*REQUIRED WORK*. Return the lines of the data below in which the string "Carolina" occurs.

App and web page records
• • •
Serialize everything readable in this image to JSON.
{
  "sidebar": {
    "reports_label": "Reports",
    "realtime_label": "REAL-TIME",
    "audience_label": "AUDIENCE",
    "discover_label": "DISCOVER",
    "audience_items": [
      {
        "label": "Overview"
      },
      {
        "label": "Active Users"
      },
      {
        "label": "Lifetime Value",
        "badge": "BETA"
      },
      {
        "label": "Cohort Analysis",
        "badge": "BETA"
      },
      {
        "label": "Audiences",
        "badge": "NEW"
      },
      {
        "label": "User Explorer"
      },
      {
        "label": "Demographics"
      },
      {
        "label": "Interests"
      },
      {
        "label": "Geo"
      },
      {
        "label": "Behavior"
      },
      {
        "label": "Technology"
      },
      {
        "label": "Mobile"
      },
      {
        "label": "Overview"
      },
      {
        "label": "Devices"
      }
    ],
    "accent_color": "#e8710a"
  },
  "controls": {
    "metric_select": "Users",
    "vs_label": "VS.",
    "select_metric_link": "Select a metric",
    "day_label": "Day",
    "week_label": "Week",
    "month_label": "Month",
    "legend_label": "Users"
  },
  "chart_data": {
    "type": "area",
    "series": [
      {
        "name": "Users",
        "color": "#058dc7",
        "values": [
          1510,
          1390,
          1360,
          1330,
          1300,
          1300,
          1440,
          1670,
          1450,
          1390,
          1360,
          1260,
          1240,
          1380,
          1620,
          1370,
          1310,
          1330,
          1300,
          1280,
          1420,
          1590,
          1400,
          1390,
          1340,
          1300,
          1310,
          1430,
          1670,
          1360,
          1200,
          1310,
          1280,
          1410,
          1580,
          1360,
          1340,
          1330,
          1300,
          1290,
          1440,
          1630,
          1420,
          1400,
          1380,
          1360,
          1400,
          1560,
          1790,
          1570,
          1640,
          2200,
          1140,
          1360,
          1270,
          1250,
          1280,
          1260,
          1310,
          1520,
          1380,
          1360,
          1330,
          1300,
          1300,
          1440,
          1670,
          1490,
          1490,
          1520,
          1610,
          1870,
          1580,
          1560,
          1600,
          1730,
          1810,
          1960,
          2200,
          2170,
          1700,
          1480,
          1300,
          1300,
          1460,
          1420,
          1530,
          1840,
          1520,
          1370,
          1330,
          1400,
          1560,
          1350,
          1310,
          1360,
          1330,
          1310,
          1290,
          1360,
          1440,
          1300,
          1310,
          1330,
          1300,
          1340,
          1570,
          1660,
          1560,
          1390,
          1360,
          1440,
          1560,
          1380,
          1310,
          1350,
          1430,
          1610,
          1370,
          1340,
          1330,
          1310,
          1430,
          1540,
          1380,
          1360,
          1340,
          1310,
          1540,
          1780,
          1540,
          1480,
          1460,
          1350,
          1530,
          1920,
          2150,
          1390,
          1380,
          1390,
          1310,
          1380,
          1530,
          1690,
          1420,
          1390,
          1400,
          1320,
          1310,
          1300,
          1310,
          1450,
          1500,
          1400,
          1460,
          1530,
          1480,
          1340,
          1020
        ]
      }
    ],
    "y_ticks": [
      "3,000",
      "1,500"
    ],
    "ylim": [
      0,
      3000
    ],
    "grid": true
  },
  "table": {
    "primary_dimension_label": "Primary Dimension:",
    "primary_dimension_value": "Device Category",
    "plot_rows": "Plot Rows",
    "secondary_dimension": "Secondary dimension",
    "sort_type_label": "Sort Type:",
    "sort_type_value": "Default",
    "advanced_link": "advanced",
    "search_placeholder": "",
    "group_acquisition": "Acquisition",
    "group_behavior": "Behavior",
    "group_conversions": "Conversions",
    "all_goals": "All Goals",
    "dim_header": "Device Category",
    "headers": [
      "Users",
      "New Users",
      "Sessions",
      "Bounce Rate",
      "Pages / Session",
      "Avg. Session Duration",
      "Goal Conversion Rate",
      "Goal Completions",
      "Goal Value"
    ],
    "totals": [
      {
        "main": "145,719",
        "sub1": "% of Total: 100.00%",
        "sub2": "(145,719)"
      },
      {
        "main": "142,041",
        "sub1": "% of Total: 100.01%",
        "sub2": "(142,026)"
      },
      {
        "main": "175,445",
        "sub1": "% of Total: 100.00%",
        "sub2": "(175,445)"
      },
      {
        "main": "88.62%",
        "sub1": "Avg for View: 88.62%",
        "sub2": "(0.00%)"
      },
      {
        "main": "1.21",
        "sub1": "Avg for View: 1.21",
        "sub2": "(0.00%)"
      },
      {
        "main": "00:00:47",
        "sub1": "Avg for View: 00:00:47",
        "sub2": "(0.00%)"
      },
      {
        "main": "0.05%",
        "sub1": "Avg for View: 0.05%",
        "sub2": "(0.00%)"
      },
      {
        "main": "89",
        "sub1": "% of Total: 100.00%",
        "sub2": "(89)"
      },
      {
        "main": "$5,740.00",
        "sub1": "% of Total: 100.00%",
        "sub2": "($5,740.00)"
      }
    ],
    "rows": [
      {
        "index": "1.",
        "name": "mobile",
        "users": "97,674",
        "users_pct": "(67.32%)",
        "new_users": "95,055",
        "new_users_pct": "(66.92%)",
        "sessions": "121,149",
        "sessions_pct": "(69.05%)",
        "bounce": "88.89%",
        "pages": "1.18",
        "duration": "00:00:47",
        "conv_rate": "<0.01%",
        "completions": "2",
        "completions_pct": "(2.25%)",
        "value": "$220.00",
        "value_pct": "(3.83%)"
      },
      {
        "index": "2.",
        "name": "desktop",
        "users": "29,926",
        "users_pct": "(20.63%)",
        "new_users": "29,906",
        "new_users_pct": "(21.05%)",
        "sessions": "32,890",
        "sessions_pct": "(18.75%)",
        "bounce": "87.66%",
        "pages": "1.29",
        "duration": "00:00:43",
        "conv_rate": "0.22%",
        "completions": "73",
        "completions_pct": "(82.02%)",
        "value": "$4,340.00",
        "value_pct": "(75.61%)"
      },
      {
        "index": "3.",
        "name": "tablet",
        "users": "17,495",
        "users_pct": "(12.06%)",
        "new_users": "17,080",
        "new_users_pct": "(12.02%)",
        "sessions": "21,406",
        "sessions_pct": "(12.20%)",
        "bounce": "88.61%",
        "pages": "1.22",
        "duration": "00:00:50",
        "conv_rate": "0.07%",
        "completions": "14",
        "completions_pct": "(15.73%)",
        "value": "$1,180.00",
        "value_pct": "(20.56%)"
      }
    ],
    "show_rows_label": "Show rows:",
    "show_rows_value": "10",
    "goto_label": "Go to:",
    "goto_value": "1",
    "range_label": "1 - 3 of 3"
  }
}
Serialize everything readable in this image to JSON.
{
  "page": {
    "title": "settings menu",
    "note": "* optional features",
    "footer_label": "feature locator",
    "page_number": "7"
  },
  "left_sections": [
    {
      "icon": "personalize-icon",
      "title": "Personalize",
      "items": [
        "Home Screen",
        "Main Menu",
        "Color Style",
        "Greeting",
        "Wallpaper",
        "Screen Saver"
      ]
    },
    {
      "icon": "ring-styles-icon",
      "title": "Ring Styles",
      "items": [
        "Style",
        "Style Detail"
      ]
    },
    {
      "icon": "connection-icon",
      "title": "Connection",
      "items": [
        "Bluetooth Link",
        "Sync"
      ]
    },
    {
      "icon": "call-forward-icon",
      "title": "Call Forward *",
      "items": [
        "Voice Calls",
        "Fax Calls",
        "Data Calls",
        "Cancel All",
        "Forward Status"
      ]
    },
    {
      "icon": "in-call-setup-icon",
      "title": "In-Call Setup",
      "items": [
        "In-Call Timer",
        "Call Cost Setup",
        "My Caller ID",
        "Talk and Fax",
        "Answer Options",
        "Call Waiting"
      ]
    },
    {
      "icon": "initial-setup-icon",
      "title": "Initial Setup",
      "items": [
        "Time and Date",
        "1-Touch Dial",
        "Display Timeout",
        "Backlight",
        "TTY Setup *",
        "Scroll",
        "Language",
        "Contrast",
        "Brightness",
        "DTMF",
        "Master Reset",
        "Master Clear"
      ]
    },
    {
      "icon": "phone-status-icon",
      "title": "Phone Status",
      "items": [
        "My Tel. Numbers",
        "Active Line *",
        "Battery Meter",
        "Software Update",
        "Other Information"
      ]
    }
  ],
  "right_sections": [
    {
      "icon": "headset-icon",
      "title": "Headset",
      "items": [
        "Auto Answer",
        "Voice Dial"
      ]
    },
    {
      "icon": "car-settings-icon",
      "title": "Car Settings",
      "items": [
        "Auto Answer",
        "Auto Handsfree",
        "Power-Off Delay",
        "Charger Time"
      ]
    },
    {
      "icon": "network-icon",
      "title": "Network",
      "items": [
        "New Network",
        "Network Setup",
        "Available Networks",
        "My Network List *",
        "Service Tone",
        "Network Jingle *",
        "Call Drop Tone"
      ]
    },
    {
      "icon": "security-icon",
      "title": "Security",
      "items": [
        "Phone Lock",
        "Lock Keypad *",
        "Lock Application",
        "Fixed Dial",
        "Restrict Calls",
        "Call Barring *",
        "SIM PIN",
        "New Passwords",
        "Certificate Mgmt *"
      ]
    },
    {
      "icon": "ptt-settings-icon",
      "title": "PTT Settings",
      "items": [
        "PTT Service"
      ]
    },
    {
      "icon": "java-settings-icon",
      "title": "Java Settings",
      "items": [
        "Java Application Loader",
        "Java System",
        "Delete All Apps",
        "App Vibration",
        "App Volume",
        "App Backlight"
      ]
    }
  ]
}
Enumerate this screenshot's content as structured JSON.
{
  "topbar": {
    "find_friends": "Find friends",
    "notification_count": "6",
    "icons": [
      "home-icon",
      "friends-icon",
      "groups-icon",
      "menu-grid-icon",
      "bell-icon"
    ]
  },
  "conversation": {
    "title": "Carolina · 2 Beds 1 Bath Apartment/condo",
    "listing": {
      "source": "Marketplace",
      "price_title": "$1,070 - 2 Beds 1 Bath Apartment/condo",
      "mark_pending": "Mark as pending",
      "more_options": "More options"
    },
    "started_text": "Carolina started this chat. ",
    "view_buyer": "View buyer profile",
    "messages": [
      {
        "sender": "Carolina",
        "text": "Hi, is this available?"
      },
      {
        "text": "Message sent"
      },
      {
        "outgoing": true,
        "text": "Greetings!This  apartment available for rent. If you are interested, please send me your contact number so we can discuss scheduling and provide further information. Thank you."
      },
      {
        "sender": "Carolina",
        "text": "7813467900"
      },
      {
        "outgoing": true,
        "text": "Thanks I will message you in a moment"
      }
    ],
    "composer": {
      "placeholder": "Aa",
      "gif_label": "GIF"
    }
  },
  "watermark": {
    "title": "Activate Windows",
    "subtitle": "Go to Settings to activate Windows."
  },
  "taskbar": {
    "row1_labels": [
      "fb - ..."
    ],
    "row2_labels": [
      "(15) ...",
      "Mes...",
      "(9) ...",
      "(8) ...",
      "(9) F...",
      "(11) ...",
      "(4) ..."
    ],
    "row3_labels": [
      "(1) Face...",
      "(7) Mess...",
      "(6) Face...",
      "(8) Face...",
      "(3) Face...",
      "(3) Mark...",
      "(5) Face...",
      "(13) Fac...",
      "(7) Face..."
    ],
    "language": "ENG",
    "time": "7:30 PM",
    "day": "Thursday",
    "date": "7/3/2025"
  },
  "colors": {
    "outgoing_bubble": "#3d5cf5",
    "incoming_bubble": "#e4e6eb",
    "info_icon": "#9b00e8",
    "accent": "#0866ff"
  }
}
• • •
*SOLUTION TO THIS TASK*.
    "title": "Carolina · 2 Beds 1 Bath Apartment/condo",
    "started_text": "Carolina started this chat. ",
        "sender": "Carolina",
        "sender": "Carolina",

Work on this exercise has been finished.